Medicine is of all the Arts the most noble; but, not withstanding,
owing to the ignorance of those who practice it, and of those who,
inconsiderately, form a judgment of them, it is at present far behind
all the other arts. Their mistake appears to me to arise principally
from this, that in the cities there is no punishment connected with
the practice of medicine (and with it alone) except disgrace
|In this passage it would seem to be asserted, that in the time of the writer there was no punishment of mala praxis except the disgrace which it entailed. Many other passages in the Hippocratic treatises would lead to the inference that a more severe responsibility attached to the physciian for unfortunate practice; as we often find the practitioner warned not to have anything to do with certain cases. Here the author of this treatise seems to regret the want of a proper medical police.
that does not hurt those who are familiar with it. Such persons are
like the figures which are introduced in tragedies, for as they have
the shape, and dress, and personal appearance of an actor, but are
not actors, so also physicians are many in title but very few in reality.
Whoever is to acquire a competent knowledge of medicine, ought to
be possessed of the following advantages: a natural disposition; instruction;
a favorable position for the study; early tuition; love of labor;
leisure. First of all, a natural talent is required; for, when Nature
opposes, everything else is in vain; but when Nature leads the way
to what is most excellent, instruction in the art takes place, which
the student must try to appropriate to himself by reflection, becoming
an early pupil in a place well adapted for instruction. He must also
bring to the task a love of labor and perseverance, so that the instruction

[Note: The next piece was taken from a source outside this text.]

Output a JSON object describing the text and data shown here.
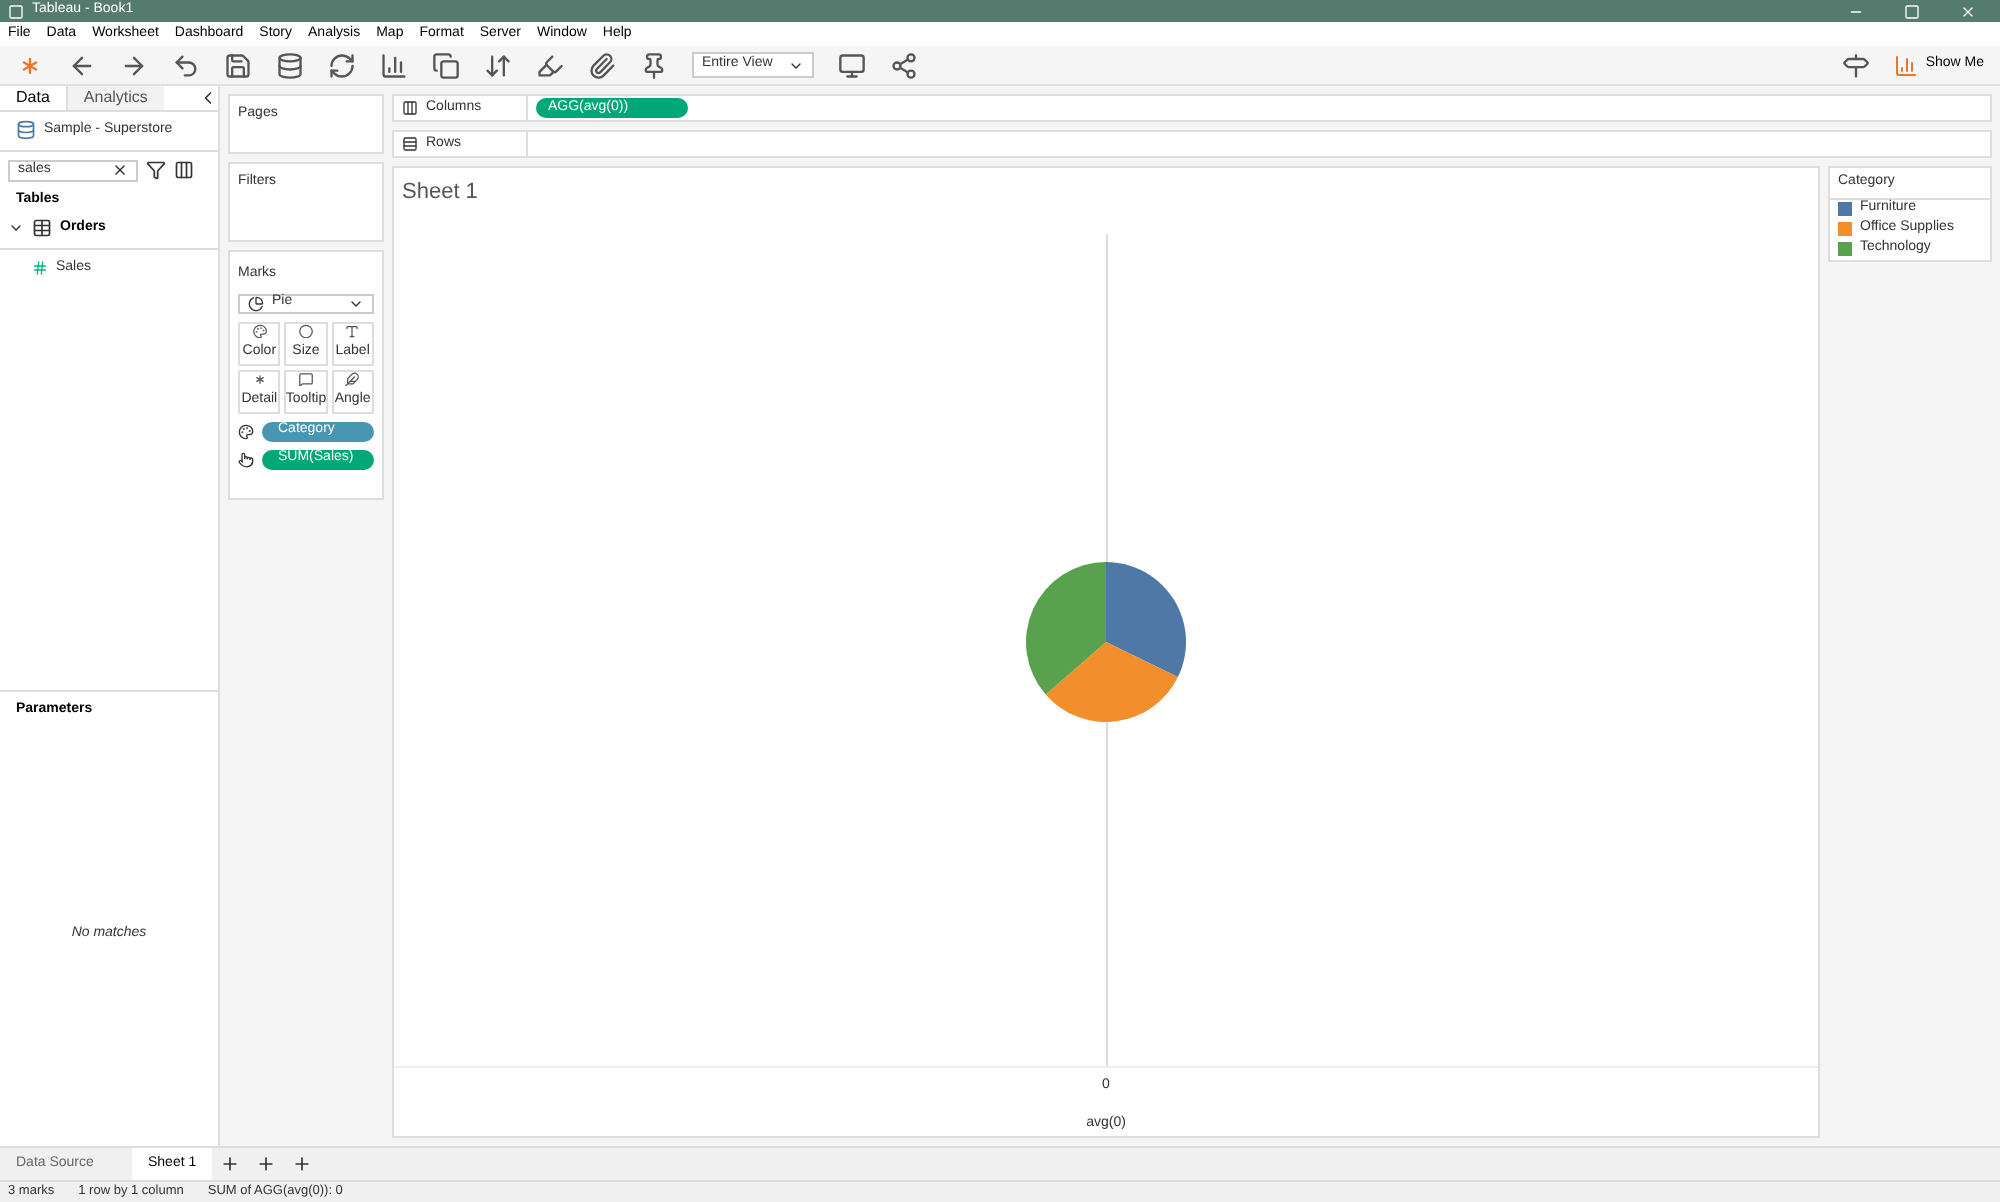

taking root may bring forth proper and abundant fruits.
Instruction in medicine is like the culture of the productions